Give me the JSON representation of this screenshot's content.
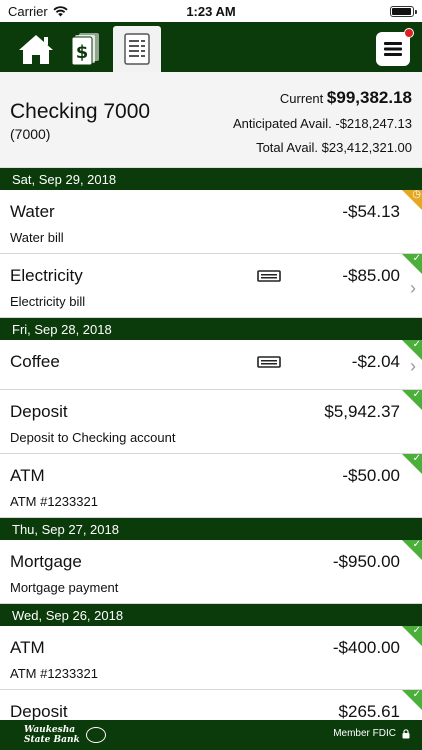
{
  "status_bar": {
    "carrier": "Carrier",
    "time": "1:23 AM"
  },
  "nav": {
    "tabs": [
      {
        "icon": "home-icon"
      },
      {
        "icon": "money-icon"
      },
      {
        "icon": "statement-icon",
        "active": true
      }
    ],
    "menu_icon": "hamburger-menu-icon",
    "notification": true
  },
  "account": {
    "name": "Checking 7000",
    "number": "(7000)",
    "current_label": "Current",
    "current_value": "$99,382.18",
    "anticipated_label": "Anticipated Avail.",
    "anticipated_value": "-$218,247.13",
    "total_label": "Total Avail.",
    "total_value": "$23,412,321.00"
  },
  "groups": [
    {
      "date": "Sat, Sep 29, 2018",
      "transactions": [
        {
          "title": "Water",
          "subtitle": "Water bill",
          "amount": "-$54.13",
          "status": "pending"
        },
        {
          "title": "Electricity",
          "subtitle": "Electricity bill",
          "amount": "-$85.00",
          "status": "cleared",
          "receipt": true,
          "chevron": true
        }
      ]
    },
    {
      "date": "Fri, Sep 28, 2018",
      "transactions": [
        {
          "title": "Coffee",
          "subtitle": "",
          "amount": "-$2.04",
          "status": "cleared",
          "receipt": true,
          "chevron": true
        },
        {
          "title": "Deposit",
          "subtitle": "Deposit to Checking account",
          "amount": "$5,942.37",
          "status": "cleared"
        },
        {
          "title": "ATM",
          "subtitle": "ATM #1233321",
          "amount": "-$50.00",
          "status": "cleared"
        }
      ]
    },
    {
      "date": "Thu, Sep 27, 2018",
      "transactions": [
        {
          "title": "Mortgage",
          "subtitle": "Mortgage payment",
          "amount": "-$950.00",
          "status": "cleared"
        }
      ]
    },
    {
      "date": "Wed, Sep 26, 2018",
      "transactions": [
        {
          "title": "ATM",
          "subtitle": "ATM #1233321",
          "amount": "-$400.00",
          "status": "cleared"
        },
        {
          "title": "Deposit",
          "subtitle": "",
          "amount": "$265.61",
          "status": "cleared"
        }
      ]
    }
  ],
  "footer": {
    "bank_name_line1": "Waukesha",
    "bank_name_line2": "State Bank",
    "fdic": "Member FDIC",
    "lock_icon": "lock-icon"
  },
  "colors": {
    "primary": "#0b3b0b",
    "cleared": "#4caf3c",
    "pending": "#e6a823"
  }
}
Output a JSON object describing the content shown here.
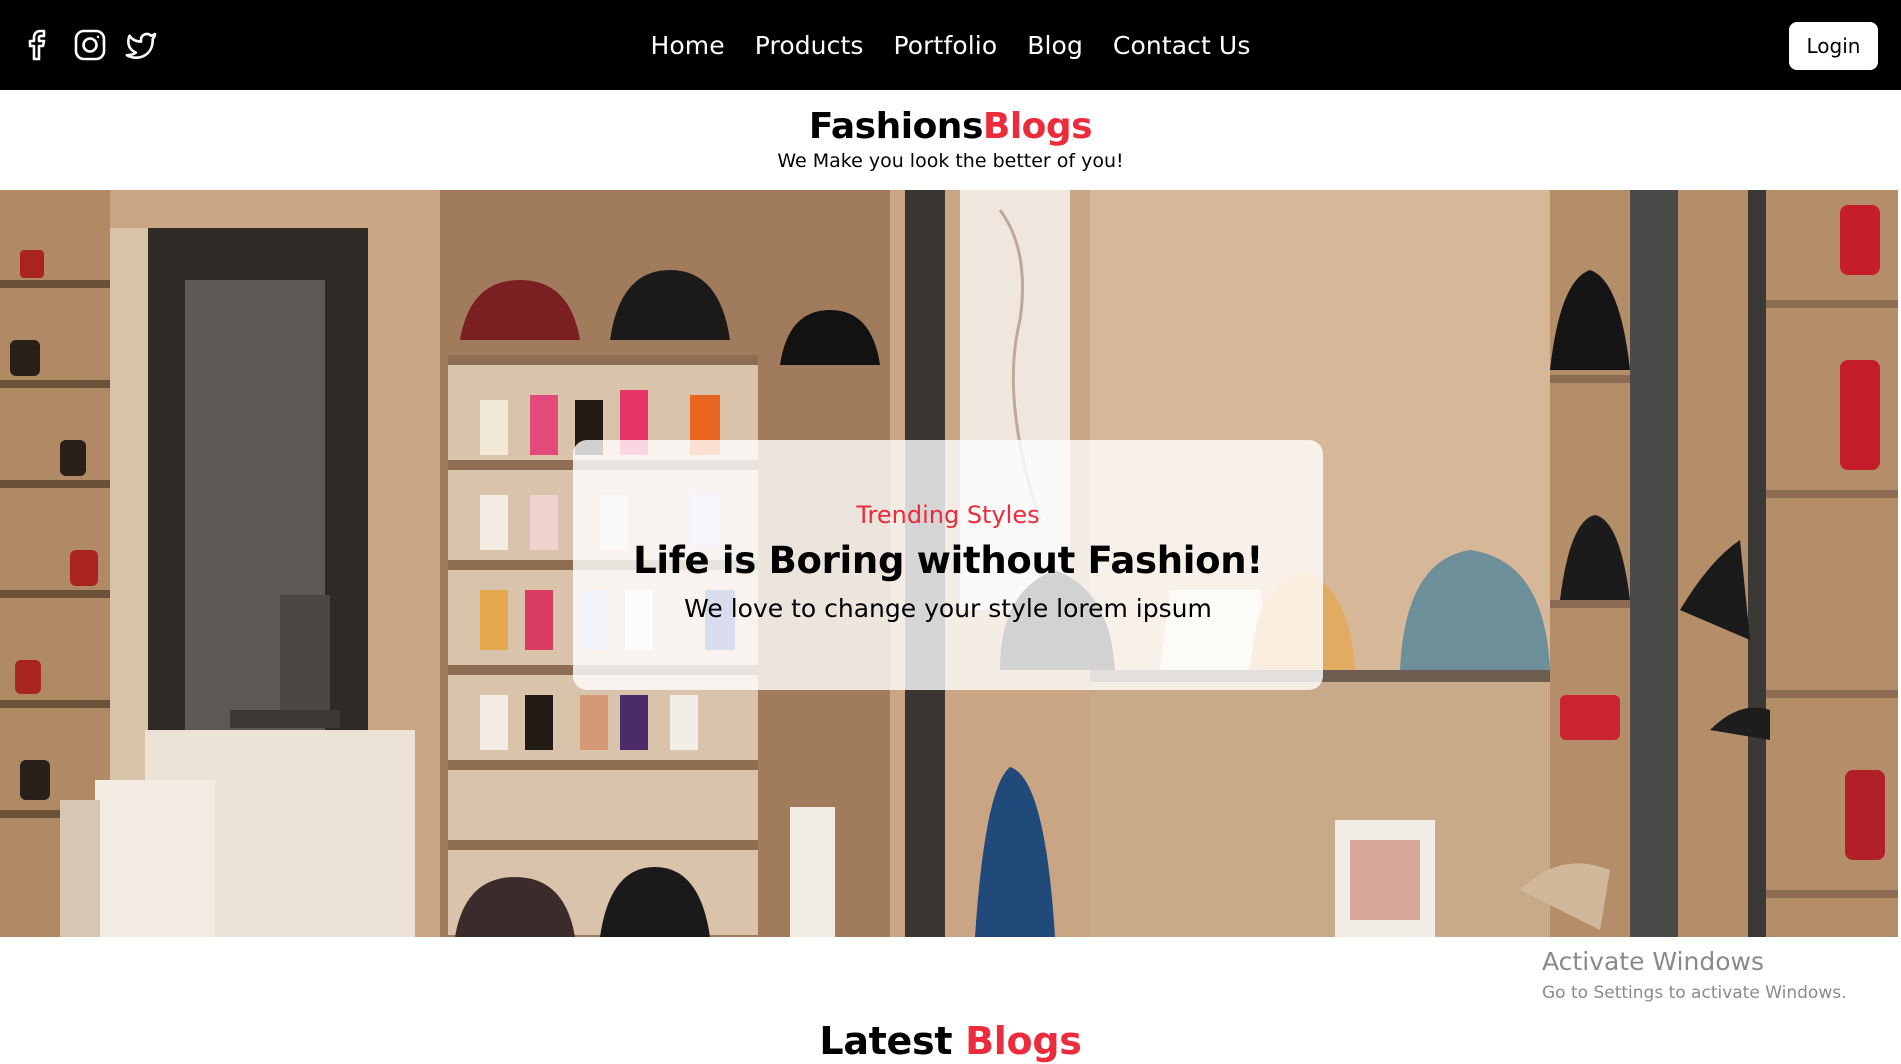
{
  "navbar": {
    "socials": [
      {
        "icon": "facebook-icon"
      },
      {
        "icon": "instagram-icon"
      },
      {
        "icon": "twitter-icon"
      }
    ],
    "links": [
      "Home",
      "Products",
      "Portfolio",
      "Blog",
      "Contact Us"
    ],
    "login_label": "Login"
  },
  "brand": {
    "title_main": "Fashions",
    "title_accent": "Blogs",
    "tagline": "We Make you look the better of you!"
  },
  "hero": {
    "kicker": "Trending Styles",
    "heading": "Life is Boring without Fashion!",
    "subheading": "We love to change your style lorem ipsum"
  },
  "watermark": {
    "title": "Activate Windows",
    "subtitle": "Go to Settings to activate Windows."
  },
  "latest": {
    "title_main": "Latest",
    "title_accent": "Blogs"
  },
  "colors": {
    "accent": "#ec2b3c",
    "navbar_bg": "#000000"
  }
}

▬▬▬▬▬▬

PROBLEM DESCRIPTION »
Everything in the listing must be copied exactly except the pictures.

WRITTEN SOLUTION »
Give me the JSON representation of this screenshot's content.
{
  "status_bar": {
    "carrier": "Carrier",
    "time": "1:23 AM"
  },
  "nav": {
    "tabs": [
      {
        "icon": "home-icon"
      },
      {
        "icon": "money-icon"
      },
      {
        "icon": "statement-icon",
        "active": true
      }
    ],
    "menu_icon": "hamburger-menu-icon",
    "notification": true
  },
  "account": {
    "name": "Checking 7000",
    "number": "(7000)",
    "current_label": "Current",
    "current_value": "$99,382.18",
    "anticipated_label": "Anticipated Avail.",
    "anticipated_value": "-$218,247.13",
    "total_label": "Total Avail.",
    "total_value": "$23,412,321.00"
  },
  "groups": [
    {
      "date": "Sat, Sep 29, 2018",
      "transactions": [
        {
          "title": "Water",
          "subtitle": "Water bill",
          "amount": "-$54.13",
          "status": "pending"
        },
        {
          "title": "Electricity",
          "subtitle": "Electricity bill",
          "amount": "-$85.00",
          "status": "cleared",
          "receipt": true,
          "chevron": true
        }
      ]
    },
    {
      "date": "Fri, Sep 28, 2018",
      "transactions": [
        {
          "title": "Coffee",
          "subtitle": "",
          "amount": "-$2.04",
          "status": "cleared",
          "receipt": true,
          "chevron": true
        },
        {
          "title": "Deposit",
          "subtitle": "Deposit to Checking account",
          "amount": "$5,942.37",
          "status": "cleared"
        },
        {
          "title": "ATM",
          "subtitle": "ATM #1233321",
          "amount": "-$50.00",
          "status": "cleared"
        }
      ]
    },
    {
      "date": "Thu, Sep 27, 2018",
      "transactions": [
        {
          "title": "Mortgage",
          "subtitle": "Mortgage payment",
          "amount": "-$950.00",
          "status": "cleared"
        }
      ]
    },
    {
      "date": "Wed, Sep 26, 2018",
      "transactions": [
        {
          "title": "ATM",
          "subtitle": "ATM #1233321",
          "amount": "-$400.00",
          "status": "cleared"
        },
        {
          "title": "Deposit",
          "subtitle": "",
          "amount": "$265.61",
          "status": "cleared"
        }
      ]
    }
  ],
  "footer": {
    "bank_name_line1": "Waukesha",
    "bank_name_line2": "State Bank",
    "fdic": "Member FDIC",
    "lock_icon": "lock-icon"
  },
  "colors": {
    "primary": "#0b3b0b",
    "cleared": "#4caf3c",
    "pending": "#e6a823"
  }
}
Output a JSON object describing the content shown here.
{
  "navbar": {
    "socials": [
      {
        "icon": "facebook-icon"
      },
      {
        "icon": "instagram-icon"
      },
      {
        "icon": "twitter-icon"
      }
    ],
    "links": [
      "Home",
      "Products",
      "Portfolio",
      "Blog",
      "Contact Us"
    ],
    "login_label": "Login"
  },
  "brand": {
    "title_main": "Fashions",
    "title_accent": "Blogs",
    "tagline": "We Make you look the better of you!"
  },
  "hero": {
    "kicker": "Trending Styles",
    "heading": "Life is Boring without Fashion!",
    "subheading": "We love to change your style lorem ipsum"
  },
  "watermark": {
    "title": "Activate Windows",
    "subtitle": "Go to Settings to activate Windows."
  },
  "latest": {
    "title_main": "Latest",
    "title_accent": "Blogs"
  },
  "colors": {
    "accent": "#ec2b3c",
    "navbar_bg": "#000000"
  }
}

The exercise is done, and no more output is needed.